As noted by Paul Macock, "the last 5 years of growth from 500mW to 3,000 mW has created a silicon shortage." While very large players can obtain bulk contracts directly from manufacturers in the $70-100/Kg range, the spot market has seen prices fluctuate wildly, sometimes as high as $200-$300/Kg, if you can find it at all.

In order to support the lower costs required by grid parity, many analysts are predicting long term silicon pricing will need to settle into the $40-$50/Kg range. In fact, some companies position their silicon supply as a source of competitive advantage. Says solar entrepreneur Tom Rust of Photon Energy Systems, "We have strategically identified and secured long-term sources of silicon in order to ensure scalable production capabilities."

Golden Sunlight?

Just as we saw in the mid 1800's with the discovery of gold in California, shiny and valuable objects seem to attract the masses. More than 500,000 people from around the world came in search of riches from 1848 to 1855. Meanwhile, a variety of merchants started selling picks and shovels to the miners. Eventually, the streets were lined with commercial products and services being offered to the growing gold rush.

With growing PV demand and rising material costs in the air, the stage was set for Peter Fath of German silicon factory builder SolMic, who quipped that "You too, for a mere $250 million Euros, can be in the solar game and produce silicon in the world market."

On the other hand, avid triathlete and CEO Roger Little of Massachusetts-based turnkey manufacturing equipment maker Spire Solar, retorts with an offer that "You can get into the PV module assembly business for as little as $2 million US dollars." Are entrepreneurs taking the bait?

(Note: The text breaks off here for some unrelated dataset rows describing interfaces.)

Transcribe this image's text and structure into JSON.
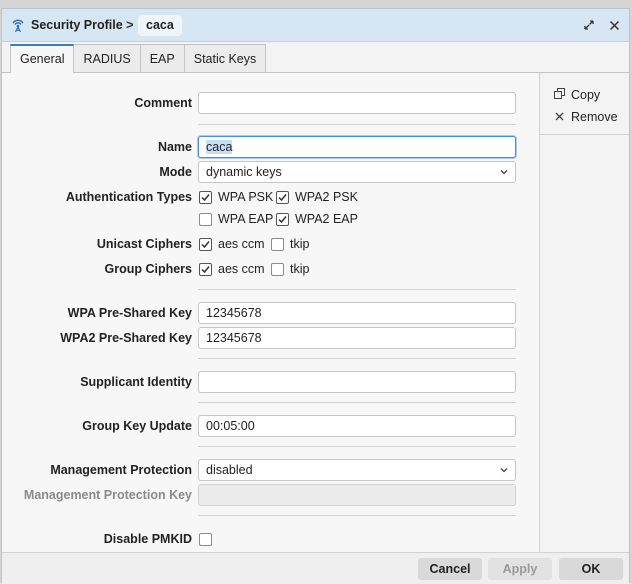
{
  "window": {
    "title": "Security Profile",
    "separator": ">",
    "profile_name": "caca"
  },
  "tabs": [
    {
      "label": "General",
      "active": true
    },
    {
      "label": "RADIUS",
      "active": false
    },
    {
      "label": "EAP",
      "active": false
    },
    {
      "label": "Static Keys",
      "active": false
    }
  ],
  "side_actions": {
    "copy_label": "Copy",
    "remove_label": "Remove"
  },
  "form": {
    "comment": {
      "label": "Comment",
      "value": ""
    },
    "name": {
      "label": "Name",
      "value": "caca"
    },
    "mode": {
      "label": "Mode",
      "value": "dynamic keys"
    },
    "auth_types": {
      "label": "Authentication Types",
      "options": [
        {
          "label": "WPA PSK",
          "checked": true
        },
        {
          "label": "WPA2 PSK",
          "checked": true
        },
        {
          "label": "WPA EAP",
          "checked": false
        },
        {
          "label": "WPA2 EAP",
          "checked": true
        }
      ]
    },
    "unicast_ciphers": {
      "label": "Unicast Ciphers",
      "options": [
        {
          "label": "aes ccm",
          "checked": true
        },
        {
          "label": "tkip",
          "checked": false
        }
      ]
    },
    "group_ciphers": {
      "label": "Group Ciphers",
      "options": [
        {
          "label": "aes ccm",
          "checked": true
        },
        {
          "label": "tkip",
          "checked": false
        }
      ]
    },
    "wpa_psk": {
      "label": "WPA Pre-Shared Key",
      "value": "12345678"
    },
    "wpa2_psk": {
      "label": "WPA2 Pre-Shared Key",
      "value": "12345678"
    },
    "supplicant_identity": {
      "label": "Supplicant Identity",
      "value": ""
    },
    "group_key_update": {
      "label": "Group Key Update",
      "value": "00:05:00"
    },
    "management_protection": {
      "label": "Management Protection",
      "value": "disabled"
    },
    "management_protection_key": {
      "label": "Management Protection Key",
      "value": ""
    },
    "disable_pmkid": {
      "label": "Disable PMKID",
      "checked": false
    }
  },
  "footer": {
    "cancel_label": "Cancel",
    "apply_label": "Apply",
    "ok_label": "OK"
  },
  "colors": {
    "titlebar": "#d6e6f3",
    "accent": "#3a7fc1",
    "focus": "#4a90d9"
  },
  "icons": {
    "app": "wireless-antenna-icon",
    "restore": "restore-window-icon",
    "close": "close-icon",
    "copy": "copy-icon",
    "remove": "remove-x-icon",
    "check": "checkmark-icon",
    "dropdown": "chevron-down-icon"
  }
}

Following the siren's lure of 44 percent compound annual growth rate experienced by the industry in the last 5 years, the answer seems to be a resounding yes. "The growth rate is certainly attracting attention," notes venture capital veteran Tim Woodward, managing director of VC firm Nth Power. "What other industries have seen double digit growth like this?" he asks. Woodward points out that in 2007, total VC investments in solar generation reached $890 million, nearly 3 times greater than investments in biofuels and electric vehicles. He adds, however, that the industry is "getting a bit crowded."

Bright Lights or Lights-Out Ahead?

Some pundits are responding to the anticipated solar industry growth with bitter skepticism, frequently comparing it to the "dot-com bubble." While it's true that unbridled capital investment in the late '90s spurred numerous excesses and abuses, it did leave us with a lasting "game changer." I'm not just referring to market survivors like Amazon, eBay and Google. Rather, the broader implication here is that the dot-com bubble did bust, but it left us with something even greater: a thriving Internet.

Even the short-lived gold rush in California left numerous technological and social innovations, not the least of which was the development of a series of communities into towns and cities which eventually led to the formal creation of the state of California in 1850.

The solar industry and the larger clean tech movement in general have the potential to attract imprudent and even irrational investment opportunities, which some might refer to as "fool's gold." However, the potential for a dramatic "game changer" in ecological terms is simply priceless. The "green rush" of our times has the potential to clear the air, clean the rivers and perhaps even save the planet. And who knows: a few lucky people may even find some gold nuggets along the way.

Lee Barken is the IT practice leader at Haskell & White, LLP. Lee writes and speaks on the topics of Clean Tech, Sustainability, IT Audit Compliance, Enterprise Security and Wireless LAN Technology. You can reach him at 858-350-4215 or [email protected].